▸ **Raw data**:
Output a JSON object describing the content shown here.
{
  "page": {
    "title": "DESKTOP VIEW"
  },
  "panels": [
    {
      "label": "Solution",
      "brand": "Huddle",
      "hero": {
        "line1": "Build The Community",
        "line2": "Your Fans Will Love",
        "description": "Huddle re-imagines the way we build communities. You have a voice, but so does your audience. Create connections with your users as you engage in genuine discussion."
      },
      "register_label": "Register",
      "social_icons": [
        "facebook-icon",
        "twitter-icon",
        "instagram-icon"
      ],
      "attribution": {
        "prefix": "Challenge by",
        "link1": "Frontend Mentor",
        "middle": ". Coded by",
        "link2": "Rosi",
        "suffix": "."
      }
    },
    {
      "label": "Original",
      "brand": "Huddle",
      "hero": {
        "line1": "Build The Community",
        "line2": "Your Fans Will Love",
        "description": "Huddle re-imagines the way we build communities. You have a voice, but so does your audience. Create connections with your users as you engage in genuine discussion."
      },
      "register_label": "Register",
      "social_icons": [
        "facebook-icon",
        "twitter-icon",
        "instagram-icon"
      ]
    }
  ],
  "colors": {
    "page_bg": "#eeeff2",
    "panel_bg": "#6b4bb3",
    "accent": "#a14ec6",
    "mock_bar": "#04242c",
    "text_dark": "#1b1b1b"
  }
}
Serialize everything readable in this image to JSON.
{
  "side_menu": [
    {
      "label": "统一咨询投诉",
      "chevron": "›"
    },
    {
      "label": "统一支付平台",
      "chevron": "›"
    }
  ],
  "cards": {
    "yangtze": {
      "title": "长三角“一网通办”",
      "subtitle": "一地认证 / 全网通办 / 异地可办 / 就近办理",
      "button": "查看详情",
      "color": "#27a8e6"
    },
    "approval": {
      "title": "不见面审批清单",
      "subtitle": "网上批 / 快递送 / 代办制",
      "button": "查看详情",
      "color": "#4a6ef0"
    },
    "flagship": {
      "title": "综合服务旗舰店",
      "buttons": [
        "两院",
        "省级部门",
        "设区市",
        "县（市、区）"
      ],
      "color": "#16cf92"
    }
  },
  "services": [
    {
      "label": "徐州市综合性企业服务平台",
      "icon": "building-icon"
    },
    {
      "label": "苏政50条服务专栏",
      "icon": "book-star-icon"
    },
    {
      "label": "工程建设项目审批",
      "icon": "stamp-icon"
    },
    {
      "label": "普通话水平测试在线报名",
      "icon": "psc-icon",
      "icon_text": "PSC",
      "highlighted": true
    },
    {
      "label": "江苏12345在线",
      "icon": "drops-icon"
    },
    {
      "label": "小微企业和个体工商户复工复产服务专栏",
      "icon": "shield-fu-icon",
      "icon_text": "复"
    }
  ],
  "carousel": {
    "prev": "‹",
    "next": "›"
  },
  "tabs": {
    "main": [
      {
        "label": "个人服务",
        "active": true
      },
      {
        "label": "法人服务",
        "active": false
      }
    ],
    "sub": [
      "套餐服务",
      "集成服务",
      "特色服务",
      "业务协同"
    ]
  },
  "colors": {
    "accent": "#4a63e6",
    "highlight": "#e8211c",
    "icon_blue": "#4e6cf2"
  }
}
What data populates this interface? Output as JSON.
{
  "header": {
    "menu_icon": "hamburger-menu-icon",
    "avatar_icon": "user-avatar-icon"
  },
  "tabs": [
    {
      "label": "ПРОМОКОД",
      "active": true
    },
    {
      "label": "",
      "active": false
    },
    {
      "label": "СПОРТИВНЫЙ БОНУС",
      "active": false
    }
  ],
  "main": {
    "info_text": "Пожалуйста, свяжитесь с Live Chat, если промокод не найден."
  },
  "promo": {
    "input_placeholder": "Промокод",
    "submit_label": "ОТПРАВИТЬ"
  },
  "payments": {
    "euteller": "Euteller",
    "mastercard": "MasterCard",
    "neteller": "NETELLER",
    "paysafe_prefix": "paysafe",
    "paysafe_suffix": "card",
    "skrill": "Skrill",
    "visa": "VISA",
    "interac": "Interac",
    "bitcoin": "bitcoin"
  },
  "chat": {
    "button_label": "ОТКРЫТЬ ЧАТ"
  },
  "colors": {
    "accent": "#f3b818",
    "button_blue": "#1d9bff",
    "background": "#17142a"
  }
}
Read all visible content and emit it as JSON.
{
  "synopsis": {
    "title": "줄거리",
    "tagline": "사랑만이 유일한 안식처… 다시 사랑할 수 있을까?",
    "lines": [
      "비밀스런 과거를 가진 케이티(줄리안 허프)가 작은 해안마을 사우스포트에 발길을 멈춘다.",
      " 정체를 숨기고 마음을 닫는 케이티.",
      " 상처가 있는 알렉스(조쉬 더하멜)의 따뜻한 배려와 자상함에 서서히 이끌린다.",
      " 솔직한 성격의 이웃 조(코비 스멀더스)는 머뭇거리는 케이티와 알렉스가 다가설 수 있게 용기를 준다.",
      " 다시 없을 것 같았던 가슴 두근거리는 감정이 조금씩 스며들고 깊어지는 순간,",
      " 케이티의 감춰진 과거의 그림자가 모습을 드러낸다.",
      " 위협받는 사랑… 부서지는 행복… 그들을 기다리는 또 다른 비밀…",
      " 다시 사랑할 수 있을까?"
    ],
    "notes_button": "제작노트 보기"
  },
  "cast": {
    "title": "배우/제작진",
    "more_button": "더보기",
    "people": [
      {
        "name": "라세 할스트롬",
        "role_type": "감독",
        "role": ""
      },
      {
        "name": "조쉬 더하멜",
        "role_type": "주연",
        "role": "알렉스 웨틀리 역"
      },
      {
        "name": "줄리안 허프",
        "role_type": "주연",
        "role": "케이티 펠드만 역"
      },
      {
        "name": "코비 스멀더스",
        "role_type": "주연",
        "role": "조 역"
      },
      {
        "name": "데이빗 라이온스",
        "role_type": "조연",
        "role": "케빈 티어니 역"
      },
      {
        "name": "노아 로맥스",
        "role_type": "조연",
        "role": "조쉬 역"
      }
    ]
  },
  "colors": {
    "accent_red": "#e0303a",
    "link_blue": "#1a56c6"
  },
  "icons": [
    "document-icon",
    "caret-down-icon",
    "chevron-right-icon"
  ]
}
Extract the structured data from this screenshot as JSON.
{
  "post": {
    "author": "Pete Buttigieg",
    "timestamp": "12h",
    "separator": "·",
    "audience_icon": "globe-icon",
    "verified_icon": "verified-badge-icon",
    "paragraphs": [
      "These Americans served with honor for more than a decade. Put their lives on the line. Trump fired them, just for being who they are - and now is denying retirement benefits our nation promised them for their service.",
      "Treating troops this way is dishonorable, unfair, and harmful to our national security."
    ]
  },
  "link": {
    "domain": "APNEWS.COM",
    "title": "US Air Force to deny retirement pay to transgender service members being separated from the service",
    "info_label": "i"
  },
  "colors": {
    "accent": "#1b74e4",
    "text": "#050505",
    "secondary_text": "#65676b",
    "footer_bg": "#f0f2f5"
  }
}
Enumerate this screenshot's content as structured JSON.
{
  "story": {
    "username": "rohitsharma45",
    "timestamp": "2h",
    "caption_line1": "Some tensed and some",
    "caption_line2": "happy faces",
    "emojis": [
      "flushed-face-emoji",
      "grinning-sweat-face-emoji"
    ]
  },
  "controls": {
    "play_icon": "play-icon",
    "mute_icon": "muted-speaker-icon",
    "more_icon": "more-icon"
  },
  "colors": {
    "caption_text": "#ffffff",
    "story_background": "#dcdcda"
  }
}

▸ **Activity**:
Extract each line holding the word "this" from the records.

▸ **Written answer**:
Serialize everything readable in this image to JSON.
What data populates this interface? Output as JSON.
Extract the structured data from this screenshot as JSON.
      "Treating troops this way is dishonorable, unfair, and harmful to our national security."
Enumerate this screenshot's content as structured JSON.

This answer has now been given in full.